Buying a diamond may be one of the trickiest of tasks a man (or woman) may face when it comes to the ritual of engagement; perhaps even more so than popping the question! It is important for the consumer to know and understand the many aspects of buying a diamond before browsing the internet or venturing off to the nearest jewelry store.

Prior to 1931, there was no accurate grading system to effectively reflect a fair price for a diamond, or any colored stone. For centuries, diamonds and gemstones were sourced and cut, but with no real way to measure the quality except for the weight. The Nineteenth Century introduced a cut that was similar to the old “mine cut” known as the European cut. Like the old “mine cut,” the “European cut” also produced 58 facets, allowing light to refract through it very well. The difference was that the European cut was more round than its predecessor. By the early 1900’s, lighting had changed from gas lamps and candlelight to a brighter light powered by electricity, far less forgiving of flaws and inclusions. It would take one more innovation by Marcel Tolkowsky known as the “Tolkowsky brilliant cut,” adding a rounder culet.  Since World War II, the “modern round, brilliant cut” has been the ideal cut for a diamond, as it is today.

Diamond Grading System

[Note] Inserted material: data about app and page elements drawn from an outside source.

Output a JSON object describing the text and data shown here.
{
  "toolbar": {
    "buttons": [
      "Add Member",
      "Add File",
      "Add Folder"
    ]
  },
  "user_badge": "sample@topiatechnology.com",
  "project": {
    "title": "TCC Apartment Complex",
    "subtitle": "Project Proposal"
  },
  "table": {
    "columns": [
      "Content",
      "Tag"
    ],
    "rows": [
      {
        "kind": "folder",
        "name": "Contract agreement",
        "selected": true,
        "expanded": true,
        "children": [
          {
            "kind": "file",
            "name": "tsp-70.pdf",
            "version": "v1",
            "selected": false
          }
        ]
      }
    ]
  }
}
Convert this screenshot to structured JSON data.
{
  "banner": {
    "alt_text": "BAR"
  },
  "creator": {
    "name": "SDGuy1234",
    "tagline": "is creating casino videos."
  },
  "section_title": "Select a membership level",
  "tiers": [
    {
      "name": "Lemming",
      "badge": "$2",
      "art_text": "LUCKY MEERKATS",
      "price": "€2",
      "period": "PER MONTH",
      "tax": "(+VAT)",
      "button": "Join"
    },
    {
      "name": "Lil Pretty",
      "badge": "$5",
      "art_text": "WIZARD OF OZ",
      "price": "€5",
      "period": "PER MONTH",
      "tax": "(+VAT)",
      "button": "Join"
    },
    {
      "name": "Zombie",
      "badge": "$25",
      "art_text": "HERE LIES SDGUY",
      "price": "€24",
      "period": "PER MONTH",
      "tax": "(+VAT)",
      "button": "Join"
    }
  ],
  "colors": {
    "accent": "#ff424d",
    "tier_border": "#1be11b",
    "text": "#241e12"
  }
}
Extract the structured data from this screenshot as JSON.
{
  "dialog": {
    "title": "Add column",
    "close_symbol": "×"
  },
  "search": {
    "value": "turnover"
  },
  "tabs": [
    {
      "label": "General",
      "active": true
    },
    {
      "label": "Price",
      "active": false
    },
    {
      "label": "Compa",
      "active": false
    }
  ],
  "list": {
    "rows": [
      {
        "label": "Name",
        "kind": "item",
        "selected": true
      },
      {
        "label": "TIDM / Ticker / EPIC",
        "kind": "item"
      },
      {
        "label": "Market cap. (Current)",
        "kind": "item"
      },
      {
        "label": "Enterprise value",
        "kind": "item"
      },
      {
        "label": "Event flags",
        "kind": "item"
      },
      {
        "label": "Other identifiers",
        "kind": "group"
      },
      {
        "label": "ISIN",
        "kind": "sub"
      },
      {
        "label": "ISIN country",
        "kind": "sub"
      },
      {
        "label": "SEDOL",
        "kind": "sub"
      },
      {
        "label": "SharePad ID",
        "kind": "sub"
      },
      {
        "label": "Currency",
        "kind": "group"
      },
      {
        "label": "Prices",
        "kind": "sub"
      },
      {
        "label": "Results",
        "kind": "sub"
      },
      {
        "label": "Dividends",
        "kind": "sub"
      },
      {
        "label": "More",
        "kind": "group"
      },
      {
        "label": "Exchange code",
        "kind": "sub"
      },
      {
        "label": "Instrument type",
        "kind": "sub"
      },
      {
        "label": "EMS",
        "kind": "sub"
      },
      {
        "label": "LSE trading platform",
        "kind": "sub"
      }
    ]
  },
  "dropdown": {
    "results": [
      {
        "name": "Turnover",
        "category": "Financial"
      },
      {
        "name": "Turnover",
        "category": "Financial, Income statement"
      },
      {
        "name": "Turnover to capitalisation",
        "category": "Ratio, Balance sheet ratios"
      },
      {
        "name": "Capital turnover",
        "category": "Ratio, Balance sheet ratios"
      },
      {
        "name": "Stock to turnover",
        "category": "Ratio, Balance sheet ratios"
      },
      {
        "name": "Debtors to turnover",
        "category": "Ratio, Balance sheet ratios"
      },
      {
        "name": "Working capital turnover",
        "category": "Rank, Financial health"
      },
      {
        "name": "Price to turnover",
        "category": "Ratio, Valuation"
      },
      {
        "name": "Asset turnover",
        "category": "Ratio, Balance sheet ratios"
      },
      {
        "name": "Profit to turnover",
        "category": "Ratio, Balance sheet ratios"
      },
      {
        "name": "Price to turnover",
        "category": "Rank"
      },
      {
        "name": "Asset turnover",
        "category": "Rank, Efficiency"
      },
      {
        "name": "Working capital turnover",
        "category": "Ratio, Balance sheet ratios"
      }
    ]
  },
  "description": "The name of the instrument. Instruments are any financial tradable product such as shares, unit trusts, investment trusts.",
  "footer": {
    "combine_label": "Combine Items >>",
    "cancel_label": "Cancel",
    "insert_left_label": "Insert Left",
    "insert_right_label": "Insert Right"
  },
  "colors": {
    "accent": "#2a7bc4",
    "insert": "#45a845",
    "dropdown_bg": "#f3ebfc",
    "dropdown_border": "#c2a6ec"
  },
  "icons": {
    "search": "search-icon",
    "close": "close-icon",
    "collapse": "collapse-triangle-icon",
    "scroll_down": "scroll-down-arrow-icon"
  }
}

Established in 1931, G.I.A. is an abbreviation for Gemological Institute of America. Recognizing the lack of standards with colored stones and diamonds, the primary goal was to implement such a system to regulate and properly identify stones. This would become a tool that would benefit both the jeweler and the consumer. G.I.A. has established four characteristics to identify and categorize each round diamond on the market: Cut, clarity, color, carat weight.  With a grading system to identify each aspect, G.I.A. changed the way the public viewed diamonds.

Internet

                  Not only has the internet changed the way diamonds are viewed, but also how they are being purchased. The internet has created a new niche for diamonds purchased and sold online. The consumer has a disadvantage to the seller when purchasing a diamond through the internet. The main advantage is that the consumer cannot physically see the diamond before it is purchased. With a complex grading system, one single difference in the diamond (which may not be seen online) can change the aesthetics (and value) of the diamond in a drastic manner. Photos can be altered, which means that the product may not be exactly what is seen. With so many components, diamonds can take a lifetime to fully comprehend. Factors include (but are not limited to) carat weight, color, cut, table ratio to culet, and treatment. Two diamonds may have the exact same qualities, but when compared in person, side by side, they may look different.

                  The best way to shop for a diamond is to see it first. Aesthetics are highly important when it comes to finding the right diamond, and this cannot be established by numbers and online photos. Physically seeing the diamond can change everything. For a diamond quote, please contact us. Our trained staff can answer any questions you may have to create an engagement experience as unique as the bride-to-be.